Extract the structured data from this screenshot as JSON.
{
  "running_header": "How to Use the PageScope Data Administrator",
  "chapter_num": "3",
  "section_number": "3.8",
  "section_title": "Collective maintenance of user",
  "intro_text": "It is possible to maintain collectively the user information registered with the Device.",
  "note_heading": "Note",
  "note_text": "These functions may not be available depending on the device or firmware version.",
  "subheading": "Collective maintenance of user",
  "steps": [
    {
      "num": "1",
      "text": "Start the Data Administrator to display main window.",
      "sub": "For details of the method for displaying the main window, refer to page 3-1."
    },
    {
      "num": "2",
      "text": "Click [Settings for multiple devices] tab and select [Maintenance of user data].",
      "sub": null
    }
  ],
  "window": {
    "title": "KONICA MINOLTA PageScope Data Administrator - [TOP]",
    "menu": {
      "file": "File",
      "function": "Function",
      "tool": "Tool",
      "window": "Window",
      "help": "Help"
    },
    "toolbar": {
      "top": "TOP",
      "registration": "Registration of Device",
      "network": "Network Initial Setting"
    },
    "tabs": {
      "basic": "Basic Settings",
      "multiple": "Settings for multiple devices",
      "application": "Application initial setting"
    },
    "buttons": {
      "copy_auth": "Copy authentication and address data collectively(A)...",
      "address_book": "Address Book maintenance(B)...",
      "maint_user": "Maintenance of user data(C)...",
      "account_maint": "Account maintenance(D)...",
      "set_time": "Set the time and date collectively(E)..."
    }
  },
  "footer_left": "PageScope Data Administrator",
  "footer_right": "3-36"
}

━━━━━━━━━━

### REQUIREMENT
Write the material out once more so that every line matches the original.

### RESPONSE BELOW
Extract the structured data from this screenshot as JSON.
{
  "running_header": "How to Use the PageScope Data Administrator",
  "chapter_num": "3",
  "section_number": "3.8",
  "section_title": "Collective maintenance of user",
  "intro_text": "It is possible to maintain collectively the user information registered with the Device.",
  "note_heading": "Note",
  "note_text": "These functions may not be available depending on the device or firmware version.",
  "subheading": "Collective maintenance of user",
  "steps": [
    {
      "num": "1",
      "text": "Start the Data Administrator to display main window.",
      "sub": "For details of the method for displaying the main window, refer to page 3-1."
    },
    {
      "num": "2",
      "text": "Click [Settings for multiple devices] tab and select [Maintenance of user data].",
      "sub": null
    }
  ],
  "window": {
    "title": "KONICA MINOLTA PageScope Data Administrator - [TOP]",
    "menu": {
      "file": "File",
      "function": "Function",
      "tool": "Tool",
      "window": "Window",
      "help": "Help"
    },
    "toolbar": {
      "top": "TOP",
      "registration": "Registration of Device",
      "network": "Network Initial Setting"
    },
    "tabs": {
      "basic": "Basic Settings",
      "multiple": "Settings for multiple devices",
      "application": "Application initial setting"
    },
    "buttons": {
      "copy_auth": "Copy authentication and address data collectively(A)...",
      "address_book": "Address Book maintenance(B)...",
      "maint_user": "Maintenance of user data(C)...",
      "account_maint": "Account maintenance(D)...",
      "set_time": "Set the time and date collectively(E)..."
    }
  },
  "footer_left": "PageScope Data Administrator",
  "footer_right": "3-36"
}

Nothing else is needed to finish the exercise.